In addition, we conclude that the district court erred in holding Joseph G. Moretti, Jr., personally liable for the costs of the restoration undertaking. We have today explained in Sexton, supra, that the Rivers and Harbors Act does not authorize such personal liability. Accordingly, we reverse the judgment against Joseph G. Moretti, Jr., individually. Finally, for reasons set forth in Sexton, supra, we reject Moretti's argument that the individual Hammer Point lot owners adjacent to the dredged canals were indispensable parties to this litigation.
The judgment against Moretti individually is reversed and judgment is rendered in his favor. The judgment requiring restoration of the dredged canals is vacated and this cause is remanded for further proceedings not inconsistent with this opinion.
1. Rivers and Harbors Act of 1899, 33 U.S.C.A. § 403 states:
The creation of any obstruction not affirmatively authorized by Congress, to the navigable capacity of any of the waters of the United States is prohibited; and it shall not be lawful to build or commence the building of any wharf, pier, dolphin, boom, weir, breakwater, bulkhead, jetty, or other structures in any port, roadstead, haven, harbor, canal, navigable river, or other water of the United States, outside established harbor lines, or where no harbor lines have been established, except on plans recommended by the Chief of Engineers and authorized by the Secretary of the Army; and it shall not be lawful to excavate or fill, or in any manner to alter or modify the course, location, condition, or capacity of, any port, roadstead, haven, harbor, canal, lake, harbor of refuge, or inclosure within the limits of any breakwater, or of the channel of any navigable water of the United States, unless the work has been recommended by the Chief of Engineers and authorized by the Secretary of the Army prior to beginning the same.
2. The statutory authority for the injunction is found in § 406:
Every person and every corporation that shall violate any of the provisions of sections 401, 403, and 404 of this title or any rule or regulation made by the Secretary of the Army in pursuance of the provisions of section 404 of this title shall be deemed guilty of a misdemeanor, and on conviction thereof shall be punished by a fine not exceeding $2,500 nor less than $500, or by imprisonment (in the case of a natural person) not exceeding one year, or by both such punishments, in the discretion of the court. And further, the removal of any structures or parts of structures erected in violation of the provisions of the said sections may be enforced by the injunction of any district court exercising jurisdiction in any district in which such structures may exist, and proper proceedings to this end may be instituted under the direction of the Attorney General of the United States.

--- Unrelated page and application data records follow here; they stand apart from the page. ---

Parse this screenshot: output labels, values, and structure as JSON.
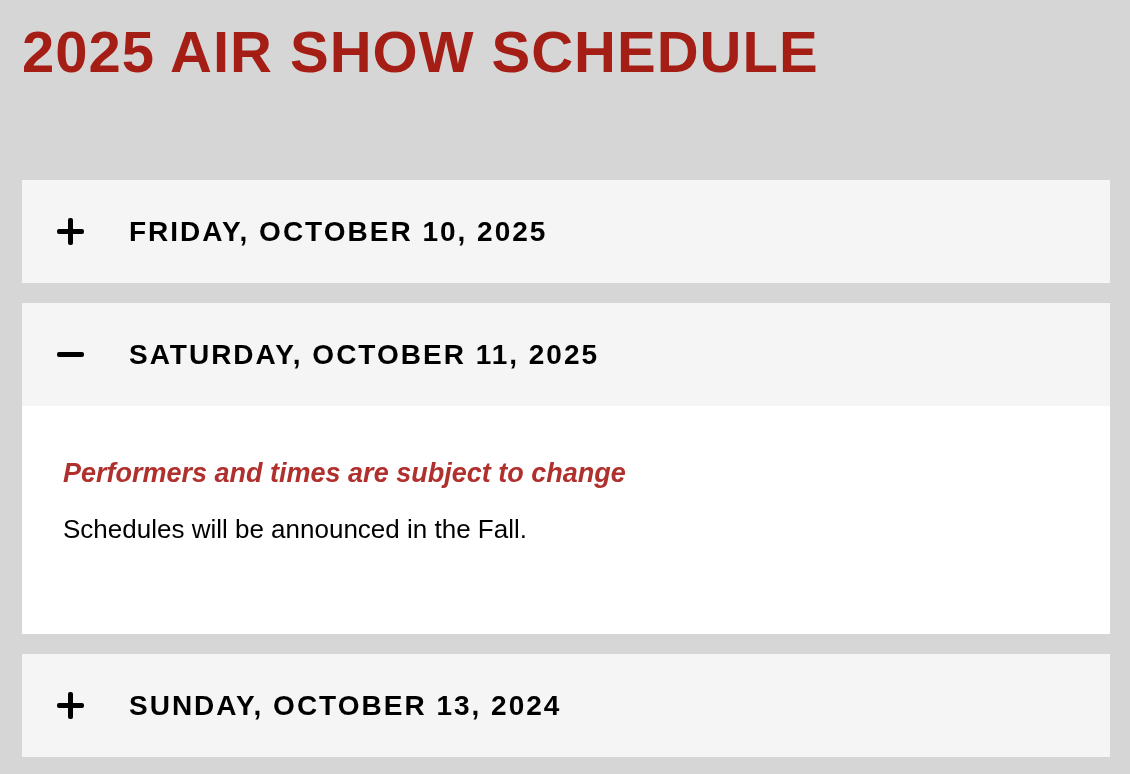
{
  "page": {
    "title": "2025 AIR SHOW SCHEDULE"
  },
  "days": [
    {
      "label": "FRIDAY, OCTOBER 10, 2025",
      "expanded": false
    },
    {
      "label": "SATURDAY, OCTOBER 11, 2025",
      "expanded": true,
      "notice": "Performers and times are subject to change",
      "body": "Schedules will be announced in the Fall."
    },
    {
      "label": "SUNDAY, OCTOBER 13, 2024",
      "expanded": false
    }
  ]
}
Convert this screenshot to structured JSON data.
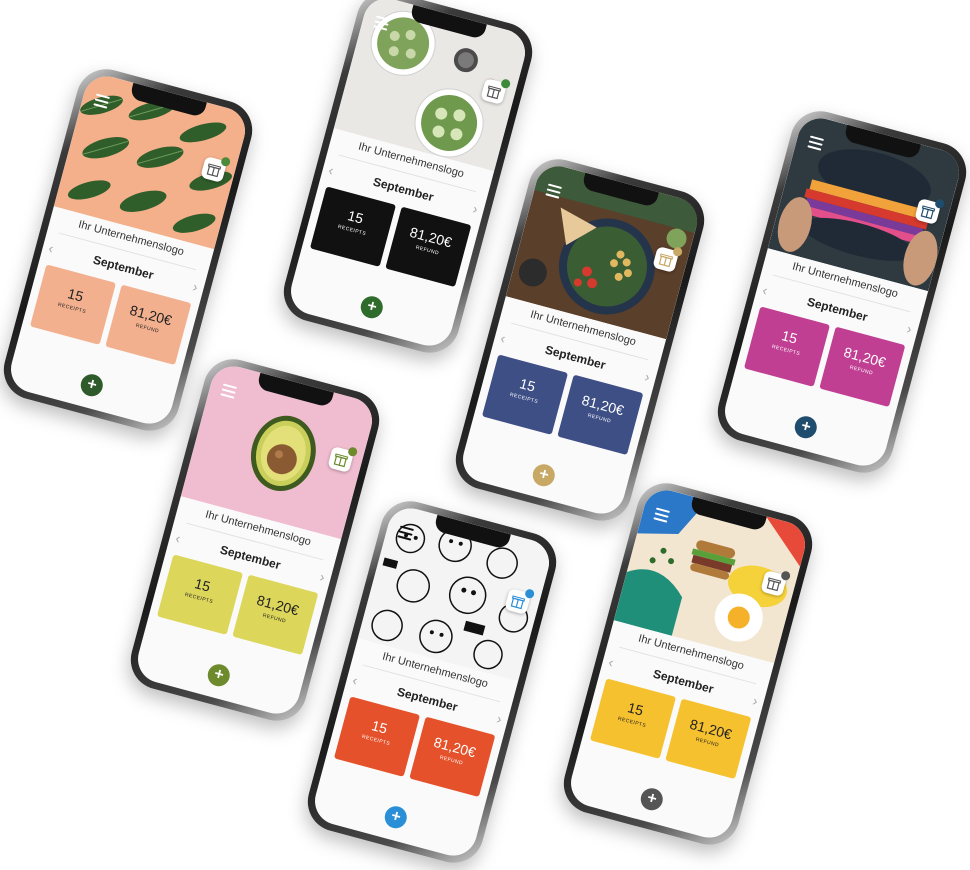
{
  "phones": [
    {
      "id": "kale",
      "hero": "kale-leaves-on-peach",
      "logo_text": "Ihr Unternehmenslogo",
      "month": "September",
      "receipts_value": "15",
      "receipts_label": "RECEIPTS",
      "refund_value": "81,20€",
      "refund_label": "REFUND",
      "tile_color": "#f2b08e",
      "tile_text_color": "#222222",
      "add_button_color": "#2f5a2a",
      "badge_color": "#4b8a3a",
      "add_icon": "plus-icon",
      "prev_icon": "chevron-left-icon",
      "next_icon": "chevron-right-icon",
      "menu_icon": "menu-icon",
      "gift_icon": "gift-icon"
    },
    {
      "id": "salad-bowls",
      "hero": "cucumber-salad-bowls",
      "logo_text": "Ihr Unternehmenslogo",
      "month": "September",
      "receipts_value": "15",
      "receipts_label": "RECEIPTS",
      "refund_value": "81,20€",
      "refund_label": "REFUND",
      "tile_color": "#111111",
      "tile_text_color": "#ffffff",
      "add_button_color": "#2f6b2a",
      "badge_color": "#3e8a3a",
      "add_icon": "plus-icon",
      "prev_icon": "chevron-left-icon",
      "next_icon": "chevron-right-icon",
      "menu_icon": "menu-icon",
      "gift_icon": "gift-icon"
    },
    {
      "id": "chickpea-bowl",
      "hero": "chickpea-salad-bowl",
      "logo_text": "Ihr Unternehmenslogo",
      "month": "September",
      "receipts_value": "15",
      "receipts_label": "RECEIPTS",
      "refund_value": "81,20€",
      "refund_label": "REFUND",
      "tile_color": "#3e4f86",
      "tile_text_color": "#ffffff",
      "add_button_color": "#c7a865",
      "badge_color": "#c7a865",
      "add_icon": "plus-icon",
      "prev_icon": "chevron-left-icon",
      "next_icon": "chevron-right-icon",
      "menu_icon": "menu-icon",
      "gift_icon": "gift-icon"
    },
    {
      "id": "burger",
      "hero": "black-bun-burger",
      "logo_text": "Ihr Unternehmenslogo",
      "month": "September",
      "receipts_value": "15",
      "receipts_label": "RECEIPTS",
      "refund_value": "81,20€",
      "refund_label": "REFUND",
      "tile_color": "#c13f93",
      "tile_text_color": "#ffffff",
      "add_button_color": "#1f4d6e",
      "badge_color": "#1f4d6e",
      "add_icon": "plus-icon",
      "prev_icon": "chevron-left-icon",
      "next_icon": "chevron-right-icon",
      "menu_icon": "menu-icon",
      "gift_icon": "gift-icon"
    },
    {
      "id": "avocado",
      "hero": "avocado-on-pink",
      "logo_text": "Ihr Unternehmenslogo",
      "month": "September",
      "receipts_value": "15",
      "receipts_label": "RECEIPTS",
      "refund_value": "81,20€",
      "refund_label": "REFUND",
      "tile_color": "#dcd65a",
      "tile_text_color": "#222222",
      "add_button_color": "#6d8a2c",
      "badge_color": "#6d8a2c",
      "add_icon": "plus-icon",
      "prev_icon": "chevron-left-icon",
      "next_icon": "chevron-right-icon",
      "menu_icon": "menu-icon",
      "gift_icon": "gift-icon"
    },
    {
      "id": "doodle",
      "hero": "black-white-doodle",
      "logo_text": "Ihr Unternehmenslogo",
      "month": "September",
      "receipts_value": "15",
      "receipts_label": "RECEIPTS",
      "refund_value": "81,20€",
      "refund_label": "REFUND",
      "tile_color": "#e4512a",
      "tile_text_color": "#ffffff",
      "add_button_color": "#2a8fd6",
      "badge_color": "#2a8fd6",
      "add_icon": "plus-icon",
      "prev_icon": "chevron-left-icon",
      "next_icon": "chevron-right-icon",
      "menu_icon": "menu-icon",
      "gift_icon": "gift-icon"
    },
    {
      "id": "colorful-food",
      "hero": "colorful-burger-egg-illustration",
      "logo_text": "Ihr Unternehmenslogo",
      "month": "September",
      "receipts_value": "15",
      "receipts_label": "RECEIPTS",
      "refund_value": "81,20€",
      "refund_label": "REFUND",
      "tile_color": "#f6c12e",
      "tile_text_color": "#222222",
      "add_button_color": "#555555",
      "badge_color": "#555555",
      "add_icon": "plus-icon",
      "prev_icon": "chevron-left-icon",
      "next_icon": "chevron-right-icon",
      "menu_icon": "menu-icon",
      "gift_icon": "gift-icon"
    }
  ]
}
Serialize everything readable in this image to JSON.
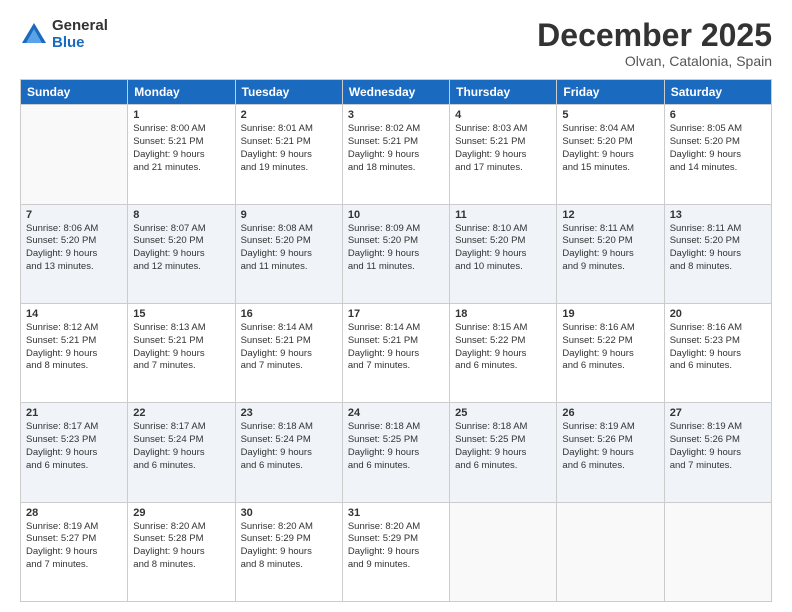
{
  "logo": {
    "general": "General",
    "blue": "Blue"
  },
  "title": "December 2025",
  "subtitle": "Olvan, Catalonia, Spain",
  "headers": [
    "Sunday",
    "Monday",
    "Tuesday",
    "Wednesday",
    "Thursday",
    "Friday",
    "Saturday"
  ],
  "weeks": [
    [
      {
        "day": "",
        "info": ""
      },
      {
        "day": "1",
        "info": "Sunrise: 8:00 AM\nSunset: 5:21 PM\nDaylight: 9 hours\nand 21 minutes."
      },
      {
        "day": "2",
        "info": "Sunrise: 8:01 AM\nSunset: 5:21 PM\nDaylight: 9 hours\nand 19 minutes."
      },
      {
        "day": "3",
        "info": "Sunrise: 8:02 AM\nSunset: 5:21 PM\nDaylight: 9 hours\nand 18 minutes."
      },
      {
        "day": "4",
        "info": "Sunrise: 8:03 AM\nSunset: 5:21 PM\nDaylight: 9 hours\nand 17 minutes."
      },
      {
        "day": "5",
        "info": "Sunrise: 8:04 AM\nSunset: 5:20 PM\nDaylight: 9 hours\nand 15 minutes."
      },
      {
        "day": "6",
        "info": "Sunrise: 8:05 AM\nSunset: 5:20 PM\nDaylight: 9 hours\nand 14 minutes."
      }
    ],
    [
      {
        "day": "7",
        "info": "Sunrise: 8:06 AM\nSunset: 5:20 PM\nDaylight: 9 hours\nand 13 minutes."
      },
      {
        "day": "8",
        "info": "Sunrise: 8:07 AM\nSunset: 5:20 PM\nDaylight: 9 hours\nand 12 minutes."
      },
      {
        "day": "9",
        "info": "Sunrise: 8:08 AM\nSunset: 5:20 PM\nDaylight: 9 hours\nand 11 minutes."
      },
      {
        "day": "10",
        "info": "Sunrise: 8:09 AM\nSunset: 5:20 PM\nDaylight: 9 hours\nand 11 minutes."
      },
      {
        "day": "11",
        "info": "Sunrise: 8:10 AM\nSunset: 5:20 PM\nDaylight: 9 hours\nand 10 minutes."
      },
      {
        "day": "12",
        "info": "Sunrise: 8:11 AM\nSunset: 5:20 PM\nDaylight: 9 hours\nand 9 minutes."
      },
      {
        "day": "13",
        "info": "Sunrise: 8:11 AM\nSunset: 5:20 PM\nDaylight: 9 hours\nand 8 minutes."
      }
    ],
    [
      {
        "day": "14",
        "info": "Sunrise: 8:12 AM\nSunset: 5:21 PM\nDaylight: 9 hours\nand 8 minutes."
      },
      {
        "day": "15",
        "info": "Sunrise: 8:13 AM\nSunset: 5:21 PM\nDaylight: 9 hours\nand 7 minutes."
      },
      {
        "day": "16",
        "info": "Sunrise: 8:14 AM\nSunset: 5:21 PM\nDaylight: 9 hours\nand 7 minutes."
      },
      {
        "day": "17",
        "info": "Sunrise: 8:14 AM\nSunset: 5:21 PM\nDaylight: 9 hours\nand 7 minutes."
      },
      {
        "day": "18",
        "info": "Sunrise: 8:15 AM\nSunset: 5:22 PM\nDaylight: 9 hours\nand 6 minutes."
      },
      {
        "day": "19",
        "info": "Sunrise: 8:16 AM\nSunset: 5:22 PM\nDaylight: 9 hours\nand 6 minutes."
      },
      {
        "day": "20",
        "info": "Sunrise: 8:16 AM\nSunset: 5:23 PM\nDaylight: 9 hours\nand 6 minutes."
      }
    ],
    [
      {
        "day": "21",
        "info": "Sunrise: 8:17 AM\nSunset: 5:23 PM\nDaylight: 9 hours\nand 6 minutes."
      },
      {
        "day": "22",
        "info": "Sunrise: 8:17 AM\nSunset: 5:24 PM\nDaylight: 9 hours\nand 6 minutes."
      },
      {
        "day": "23",
        "info": "Sunrise: 8:18 AM\nSunset: 5:24 PM\nDaylight: 9 hours\nand 6 minutes."
      },
      {
        "day": "24",
        "info": "Sunrise: 8:18 AM\nSunset: 5:25 PM\nDaylight: 9 hours\nand 6 minutes."
      },
      {
        "day": "25",
        "info": "Sunrise: 8:18 AM\nSunset: 5:25 PM\nDaylight: 9 hours\nand 6 minutes."
      },
      {
        "day": "26",
        "info": "Sunrise: 8:19 AM\nSunset: 5:26 PM\nDaylight: 9 hours\nand 6 minutes."
      },
      {
        "day": "27",
        "info": "Sunrise: 8:19 AM\nSunset: 5:26 PM\nDaylight: 9 hours\nand 7 minutes."
      }
    ],
    [
      {
        "day": "28",
        "info": "Sunrise: 8:19 AM\nSunset: 5:27 PM\nDaylight: 9 hours\nand 7 minutes."
      },
      {
        "day": "29",
        "info": "Sunrise: 8:20 AM\nSunset: 5:28 PM\nDaylight: 9 hours\nand 8 minutes."
      },
      {
        "day": "30",
        "info": "Sunrise: 8:20 AM\nSunset: 5:29 PM\nDaylight: 9 hours\nand 8 minutes."
      },
      {
        "day": "31",
        "info": "Sunrise: 8:20 AM\nSunset: 5:29 PM\nDaylight: 9 hours\nand 9 minutes."
      },
      {
        "day": "",
        "info": ""
      },
      {
        "day": "",
        "info": ""
      },
      {
        "day": "",
        "info": ""
      }
    ]
  ]
}
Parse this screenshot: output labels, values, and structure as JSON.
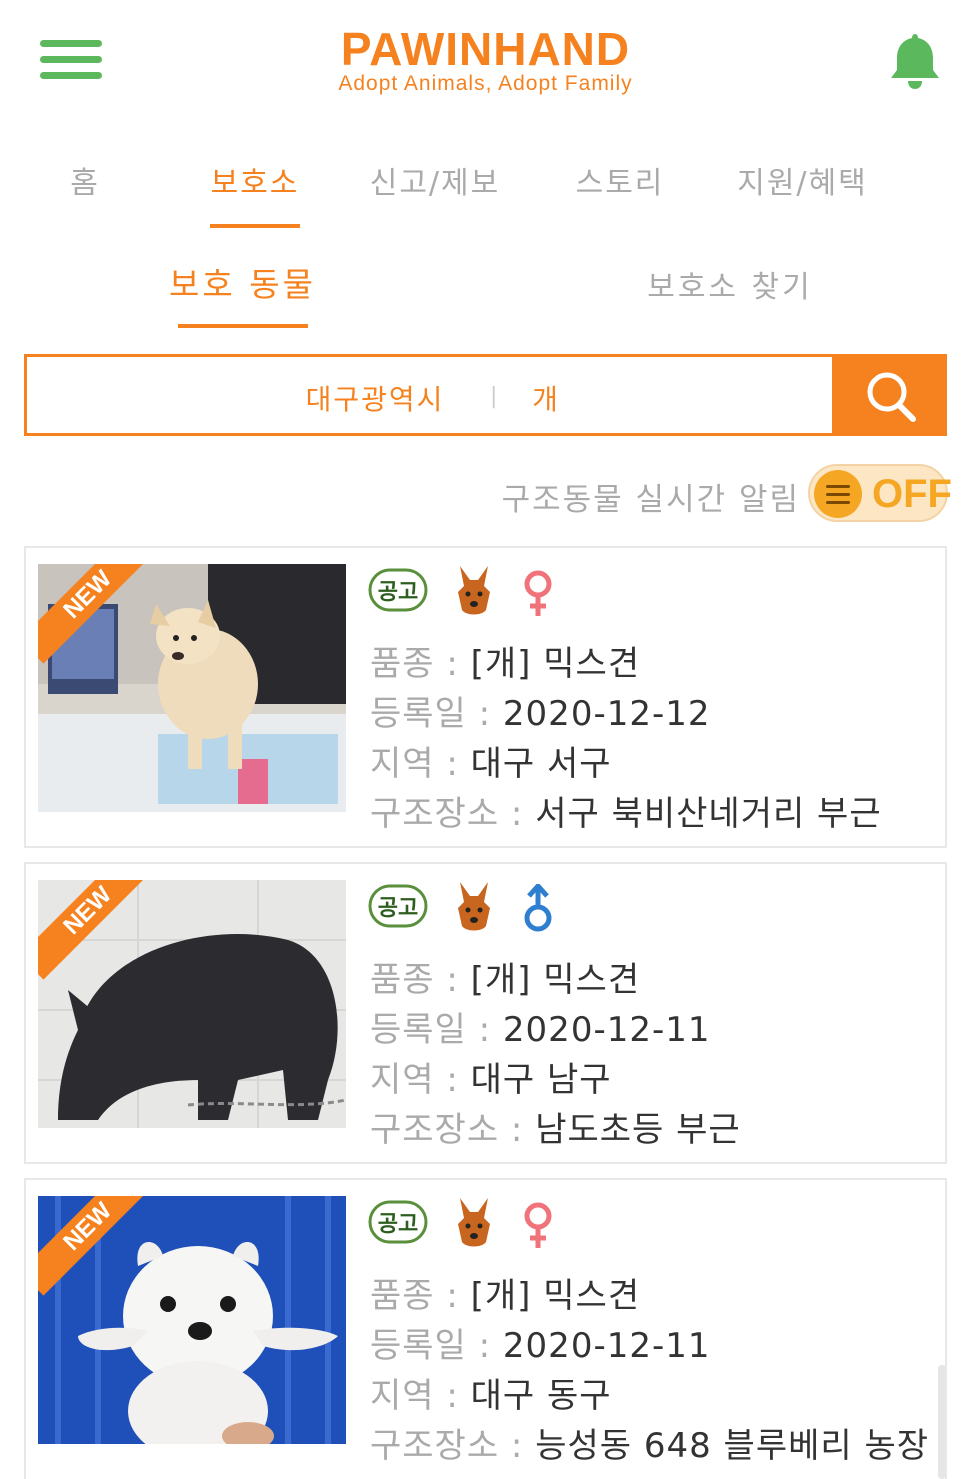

3. These regulations are set forth in Moretti I, 478 F.2d at 425.
4. The chain of harmful ecological consequences of Moretti's activities are summarized in Moretti I, 478 F.2d at 421, n. 3. These effects are discussed in more detail by the district court, 331 F. Supp. at 156-57. Further, the record before us now contains even further such documentation after Moretti I.
6 ELR 20221 | Environmental Law Reporter | copyright © 1976 | All rights reserved